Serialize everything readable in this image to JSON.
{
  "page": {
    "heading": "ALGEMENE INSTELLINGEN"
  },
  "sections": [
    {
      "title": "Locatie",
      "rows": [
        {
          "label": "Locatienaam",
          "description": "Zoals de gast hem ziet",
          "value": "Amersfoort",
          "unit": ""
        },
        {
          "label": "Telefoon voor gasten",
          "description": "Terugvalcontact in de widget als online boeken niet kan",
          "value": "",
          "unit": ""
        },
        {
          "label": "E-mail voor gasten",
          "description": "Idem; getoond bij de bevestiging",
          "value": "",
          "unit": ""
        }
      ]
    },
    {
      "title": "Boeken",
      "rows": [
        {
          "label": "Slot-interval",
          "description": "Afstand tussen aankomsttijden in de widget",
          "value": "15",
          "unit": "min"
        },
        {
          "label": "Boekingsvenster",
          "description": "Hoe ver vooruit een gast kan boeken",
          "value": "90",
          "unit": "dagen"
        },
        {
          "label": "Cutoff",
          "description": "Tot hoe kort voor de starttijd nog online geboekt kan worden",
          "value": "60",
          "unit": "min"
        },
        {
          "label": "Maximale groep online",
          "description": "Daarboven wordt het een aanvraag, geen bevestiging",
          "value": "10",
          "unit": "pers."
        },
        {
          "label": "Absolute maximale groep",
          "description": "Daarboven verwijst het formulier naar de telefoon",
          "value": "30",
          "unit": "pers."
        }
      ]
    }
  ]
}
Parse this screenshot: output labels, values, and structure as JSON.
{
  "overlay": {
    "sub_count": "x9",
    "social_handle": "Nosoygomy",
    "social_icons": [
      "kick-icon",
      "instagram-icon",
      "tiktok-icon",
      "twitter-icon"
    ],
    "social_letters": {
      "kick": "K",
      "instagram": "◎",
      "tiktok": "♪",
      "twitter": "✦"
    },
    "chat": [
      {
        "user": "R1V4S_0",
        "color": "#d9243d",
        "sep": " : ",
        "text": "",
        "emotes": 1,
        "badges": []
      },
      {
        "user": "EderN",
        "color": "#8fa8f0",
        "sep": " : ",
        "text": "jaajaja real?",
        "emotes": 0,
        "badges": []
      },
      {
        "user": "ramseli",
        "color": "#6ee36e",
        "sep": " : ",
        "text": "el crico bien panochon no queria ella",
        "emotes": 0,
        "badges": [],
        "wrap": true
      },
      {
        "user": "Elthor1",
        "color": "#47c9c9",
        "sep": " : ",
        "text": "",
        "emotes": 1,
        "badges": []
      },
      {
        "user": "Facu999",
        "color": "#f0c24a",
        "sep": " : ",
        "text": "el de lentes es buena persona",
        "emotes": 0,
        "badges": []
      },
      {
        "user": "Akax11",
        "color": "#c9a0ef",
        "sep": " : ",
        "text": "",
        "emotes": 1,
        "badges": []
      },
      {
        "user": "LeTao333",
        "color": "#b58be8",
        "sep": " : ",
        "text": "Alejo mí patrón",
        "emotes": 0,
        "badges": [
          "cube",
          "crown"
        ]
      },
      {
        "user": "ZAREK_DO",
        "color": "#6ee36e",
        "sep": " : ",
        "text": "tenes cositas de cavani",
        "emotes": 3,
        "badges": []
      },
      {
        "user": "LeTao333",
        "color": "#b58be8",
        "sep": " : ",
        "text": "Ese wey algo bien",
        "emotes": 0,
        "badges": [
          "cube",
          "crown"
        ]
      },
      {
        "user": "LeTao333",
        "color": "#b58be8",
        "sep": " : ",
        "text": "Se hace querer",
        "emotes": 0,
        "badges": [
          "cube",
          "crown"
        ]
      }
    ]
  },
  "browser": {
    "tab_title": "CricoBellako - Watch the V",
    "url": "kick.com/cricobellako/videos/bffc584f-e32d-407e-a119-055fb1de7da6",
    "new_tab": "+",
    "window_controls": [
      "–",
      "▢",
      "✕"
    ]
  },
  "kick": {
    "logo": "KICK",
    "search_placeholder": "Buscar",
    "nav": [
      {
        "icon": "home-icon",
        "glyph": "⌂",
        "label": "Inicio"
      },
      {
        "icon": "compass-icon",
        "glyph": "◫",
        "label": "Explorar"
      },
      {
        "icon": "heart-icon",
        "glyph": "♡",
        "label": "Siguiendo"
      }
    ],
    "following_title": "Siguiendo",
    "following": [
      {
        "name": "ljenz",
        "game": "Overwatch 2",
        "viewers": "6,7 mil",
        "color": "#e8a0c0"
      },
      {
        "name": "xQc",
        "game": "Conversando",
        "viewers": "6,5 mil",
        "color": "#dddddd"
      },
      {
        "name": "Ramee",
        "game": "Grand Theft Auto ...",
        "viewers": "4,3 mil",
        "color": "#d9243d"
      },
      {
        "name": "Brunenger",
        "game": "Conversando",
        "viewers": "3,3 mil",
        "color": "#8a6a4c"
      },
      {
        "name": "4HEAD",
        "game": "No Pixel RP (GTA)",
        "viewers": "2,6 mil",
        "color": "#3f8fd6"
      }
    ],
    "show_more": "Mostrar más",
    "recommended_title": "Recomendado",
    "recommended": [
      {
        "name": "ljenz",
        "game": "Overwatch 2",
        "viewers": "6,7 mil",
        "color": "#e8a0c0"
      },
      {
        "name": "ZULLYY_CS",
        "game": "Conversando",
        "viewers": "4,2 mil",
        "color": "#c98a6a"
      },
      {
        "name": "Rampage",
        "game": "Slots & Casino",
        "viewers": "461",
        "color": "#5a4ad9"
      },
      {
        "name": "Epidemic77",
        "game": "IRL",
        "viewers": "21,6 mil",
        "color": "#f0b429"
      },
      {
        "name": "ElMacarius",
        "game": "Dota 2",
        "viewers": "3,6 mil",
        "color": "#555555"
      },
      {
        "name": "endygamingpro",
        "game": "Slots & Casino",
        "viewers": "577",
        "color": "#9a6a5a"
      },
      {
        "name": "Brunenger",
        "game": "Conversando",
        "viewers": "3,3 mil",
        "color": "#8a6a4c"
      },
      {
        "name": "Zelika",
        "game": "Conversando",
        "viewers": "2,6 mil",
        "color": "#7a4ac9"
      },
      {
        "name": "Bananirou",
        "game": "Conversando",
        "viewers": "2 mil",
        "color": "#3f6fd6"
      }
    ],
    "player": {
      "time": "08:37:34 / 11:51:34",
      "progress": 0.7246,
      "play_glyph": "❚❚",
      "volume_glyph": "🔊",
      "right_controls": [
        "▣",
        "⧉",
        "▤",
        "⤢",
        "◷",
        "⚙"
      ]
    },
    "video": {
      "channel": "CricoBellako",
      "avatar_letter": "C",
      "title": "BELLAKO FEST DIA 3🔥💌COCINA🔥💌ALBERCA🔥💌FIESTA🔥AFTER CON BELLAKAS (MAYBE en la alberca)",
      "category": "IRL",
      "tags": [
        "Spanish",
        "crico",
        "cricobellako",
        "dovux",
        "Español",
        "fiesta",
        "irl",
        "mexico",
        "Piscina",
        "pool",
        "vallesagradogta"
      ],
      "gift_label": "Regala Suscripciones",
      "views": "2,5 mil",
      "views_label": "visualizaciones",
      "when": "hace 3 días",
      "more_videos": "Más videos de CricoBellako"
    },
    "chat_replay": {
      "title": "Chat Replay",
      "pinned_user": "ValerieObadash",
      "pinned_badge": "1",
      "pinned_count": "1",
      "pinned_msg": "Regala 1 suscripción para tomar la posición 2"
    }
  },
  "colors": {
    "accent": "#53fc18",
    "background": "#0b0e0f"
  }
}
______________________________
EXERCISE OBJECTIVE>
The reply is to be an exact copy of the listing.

RESPONSE AREA>
Serialize everything readable in this image to JSON.
{
  "page": {
    "heading": "ALGEMENE INSTELLINGEN"
  },
  "sections": [
    {
      "title": "Locatie",
      "rows": [
        {
          "label": "Locatienaam",
          "description": "Zoals de gast hem ziet",
          "value": "Amersfoort",
          "unit": ""
        },
        {
          "label": "Telefoon voor gasten",
          "description": "Terugvalcontact in de widget als online boeken niet kan",
          "value": "",
          "unit": ""
        },
        {
          "label": "E-mail voor gasten",
          "description": "Idem; getoond bij de bevestiging",
          "value": "",
          "unit": ""
        }
      ]
    },
    {
      "title": "Boeken",
      "rows": [
        {
          "label": "Slot-interval",
          "description": "Afstand tussen aankomsttijden in de widget",
          "value": "15",
          "unit": "min"
        },
        {
          "label": "Boekingsvenster",
          "description": "Hoe ver vooruit een gast kan boeken",
          "value": "90",
          "unit": "dagen"
        },
        {
          "label": "Cutoff",
          "description": "Tot hoe kort voor de starttijd nog online geboekt kan worden",
          "value": "60",
          "unit": "min"
        },
        {
          "label": "Maximale groep online",
          "description": "Daarboven wordt het een aanvraag, geen bevestiging",
          "value": "10",
          "unit": "pers."
        },
        {
          "label": "Absolute maximale groep",
          "description": "Daarboven verwijst het formulier naar de telefoon",
          "value": "30",
          "unit": "pers."
        }
      ]
    }
  ]
}
Parse this screenshot: output labels, values, and structure as JSON.
{
  "overlay": {
    "sub_count": "x9",
    "social_handle": "Nosoygomy",
    "social_icons": [
      "kick-icon",
      "instagram-icon",
      "tiktok-icon",
      "twitter-icon"
    ],
    "social_letters": {
      "kick": "K",
      "instagram": "◎",
      "tiktok": "♪",
      "twitter": "✦"
    },
    "chat": [
      {
        "user": "R1V4S_0",
        "color": "#d9243d",
        "sep": " : ",
        "text": "",
        "emotes": 1,
        "badges": []
      },
      {
        "user": "EderN",
        "color": "#8fa8f0",
        "sep": " : ",
        "text": "jaajaja real?",
        "emotes": 0,
        "badges": []
      },
      {
        "user": "ramseli",
        "color": "#6ee36e",
        "sep": " : ",
        "text": "el crico bien panochon no queria ella",
        "emotes": 0,
        "badges": [],
        "wrap": true
      },
      {
        "user": "Elthor1",
        "color": "#47c9c9",
        "sep": " : ",
        "text": "",
        "emotes": 1,
        "badges": []
      },
      {
        "user": "Facu999",
        "color": "#f0c24a",
        "sep": " : ",
        "text": "el de lentes es buena persona",
        "emotes": 0,
        "badges": []
      },
      {
        "user": "Akax11",
        "color": "#c9a0ef",
        "sep": " : ",
        "text": "",
        "emotes": 1,
        "badges": []
      },
      {
        "user": "LeTao333",
        "color": "#b58be8",
        "sep": " : ",
        "text": "Alejo mí patrón",
        "emotes": 0,
        "badges": [
          "cube",
          "crown"
        ]
      },
      {
        "user": "ZAREK_DO",
        "color": "#6ee36e",
        "sep": " : ",
        "text": "tenes cositas de cavani",
        "emotes": 3,
        "badges": []
      },
      {
        "user": "LeTao333",
        "color": "#b58be8",
        "sep": " : ",
        "text": "Ese wey algo bien",
        "emotes": 0,
        "badges": [
          "cube",
          "crown"
        ]
      },
      {
        "user": "LeTao333",
        "color": "#b58be8",
        "sep": " : ",
        "text": "Se hace querer",
        "emotes": 0,
        "badges": [
          "cube",
          "crown"
        ]
      }
    ]
  },
  "browser": {
    "tab_title": "CricoBellako - Watch the V",
    "url": "kick.com/cricobellako/videos/bffc584f-e32d-407e-a119-055fb1de7da6",
    "new_tab": "+",
    "window_controls": [
      "–",
      "▢",
      "✕"
    ]
  },
  "kick": {
    "logo": "KICK",
    "search_placeholder": "Buscar",
    "nav": [
      {
        "icon": "home-icon",
        "glyph": "⌂",
        "label": "Inicio"
      },
      {
        "icon": "compass-icon",
        "glyph": "◫",
        "label": "Explorar"
      },
      {
        "icon": "heart-icon",
        "glyph": "♡",
        "label": "Siguiendo"
      }
    ],
    "following_title": "Siguiendo",
    "following": [
      {
        "name": "ljenz",
        "game": "Overwatch 2",
        "viewers": "6,7 mil",
        "color": "#e8a0c0"
      },
      {
        "name": "xQc",
        "game": "Conversando",
        "viewers": "6,5 mil",
        "color": "#dddddd"
      },
      {
        "name": "Ramee",
        "game": "Grand Theft Auto ...",
        "viewers": "4,3 mil",
        "color": "#d9243d"
      },
      {
        "name": "Brunenger",
        "game": "Conversando",
        "viewers": "3,3 mil",
        "color": "#8a6a4c"
      },
      {
        "name": "4HEAD",
        "game": "No Pixel RP (GTA)",
        "viewers": "2,6 mil",
        "color": "#3f8fd6"
      }
    ],
    "show_more": "Mostrar más",
    "recommended_title": "Recomendado",
    "recommended": [
      {
        "name": "ljenz",
        "game": "Overwatch 2",
        "viewers": "6,7 mil",
        "color": "#e8a0c0"
      },
      {
        "name": "ZULLYY_CS",
        "game": "Conversando",
        "viewers": "4,2 mil",
        "color": "#c98a6a"
      },
      {
        "name": "Rampage",
        "game": "Slots & Casino",
        "viewers": "461",
        "color": "#5a4ad9"
      },
      {
        "name": "Epidemic77",
        "game": "IRL",
        "viewers": "21,6 mil",
        "color": "#f0b429"
      },
      {
        "name": "ElMacarius",
        "game": "Dota 2",
        "viewers": "3,6 mil",
        "color": "#555555"
      },
      {
        "name": "endygamingpro",
        "game": "Slots & Casino",
        "viewers": "577",
        "color": "#9a6a5a"
      },
      {
        "name": "Brunenger",
        "game": "Conversando",
        "viewers": "3,3 mil",
        "color": "#8a6a4c"
      },
      {
        "name": "Zelika",
        "game": "Conversando",
        "viewers": "2,6 mil",
        "color": "#7a4ac9"
      },
      {
        "name": "Bananirou",
        "game": "Conversando",
        "viewers": "2 mil",
        "color": "#3f6fd6"
      }
    ],
    "player": {
      "time": "08:37:34 / 11:51:34",
      "progress": 0.7246,
      "play_glyph": "❚❚",
      "volume_glyph": "🔊",
      "right_controls": [
        "▣",
        "⧉",
        "▤",
        "⤢",
        "◷",
        "⚙"
      ]
    },
    "video": {
      "channel": "CricoBellako",
      "avatar_letter": "C",
      "title": "BELLAKO FEST DIA 3🔥💌COCINA🔥💌ALBERCA🔥💌FIESTA🔥AFTER CON BELLAKAS (MAYBE en la alberca)",
      "category": "IRL",
      "tags": [
        "Spanish",
        "crico",
        "cricobellako",
        "dovux",
        "Español",
        "fiesta",
        "irl",
        "mexico",
        "Piscina",
        "pool",
        "vallesagradogta"
      ],
      "gift_label": "Regala Suscripciones",
      "views": "2,5 mil",
      "views_label": "visualizaciones",
      "when": "hace 3 días",
      "more_videos": "Más videos de CricoBellako"
    },
    "chat_replay": {
      "title": "Chat Replay",
      "pinned_user": "ValerieObadash",
      "pinned_badge": "1",
      "pinned_count": "1",
      "pinned_msg": "Regala 1 suscripción para tomar la posición 2"
    }
  },
  "colors": {
    "accent": "#53fc18",
    "background": "#0b0e0f"
  }
}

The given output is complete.